The five most common offences – and how to start thinking with originality.
Your English teacher once told you to avoid clichés. ‘They’re lazy and unimaginative,’ she said. ‘Find your own words to describe things!’
You agreed, and a stream of ever more exotic gems began to demonstrate your pre-teen sophistication. ‘Plethora’ was one of them.
Alas, less than twenty years on, you crossed the moat into the corporate realm – where language is functional and short-cuts help save your brainpower for more pressing matters. You became time-pressured and results-focused; and your resolve to avoid clichés became a distant memory.
Because everyone else did the same thing, corporate communications became riddled – infested – with clichés.
Some resistant strains of cliché developed, like:
We partner with you
Its more than a decade since companies in most service sectors became ‘partners’ to their clients, and not plodding, uninspired ‘service providers’.
We form strong relationships with our clients
While our competitors hate their clients and prefer to form weak relationships with them whenever they can…
Soon, deadly superbugs emerged, resisting all attempts at control:
Is it really? Really? Never been done before? Absolutely the only one out there?
You don’t pathologically ignore your customers’ needs, or retreat to sip Mojitos in the bar downstairs every afternoon?
Our people are our greatest asset
Not your staplers? Incredible. And radically different to your competitors!
Corporate clichés should be exterminated, and you just might consider joining this worthy cause. Not because it would make your English teacher proud, but because every time you use the language that competitors are using you prevent your company from standing out in the marketplace. And that elusive goal is probably the very thing you want to achieve.

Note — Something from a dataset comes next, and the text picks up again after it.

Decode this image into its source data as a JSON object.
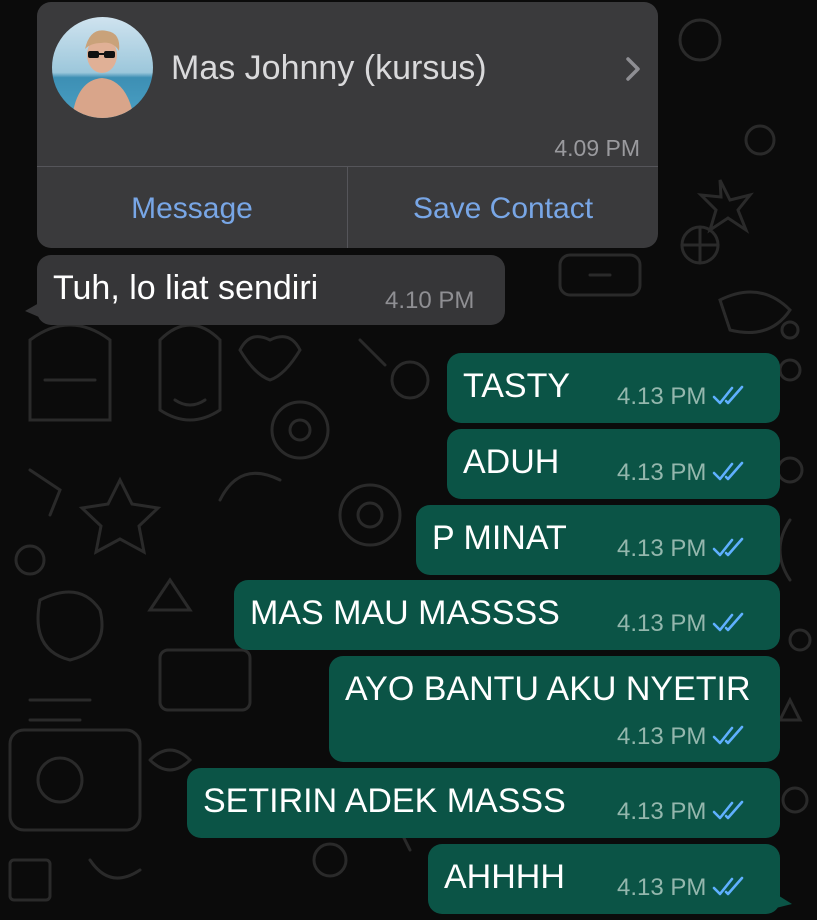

Companies that speak with a more original voice are rewarded by their customers and clients. Accountants Buzzacott employ meaningful language around common themes: they build relationships that are not just ‘strong’ but ‘personal, enduring and based on continuity of personnel’. The innocent words in Innocent Drinks’ marketing — ‘exciting’, ‘bright’, ‘never ever’ — convey the purity of its products to health-concerned parents.
Avoiding clichés is easy. Two preventative measures can slow their onset:
1. Ringfencing enough time to develop language that’s true and meaningful (or getting help to do it)
2. Using research to capture and build on perceptions of your business, and be smart in how you position yourself against peers
Taking these steps will enhance the impact of all your communications. Which, in turn will enhance your company’s ability to change, win, sell, and grow.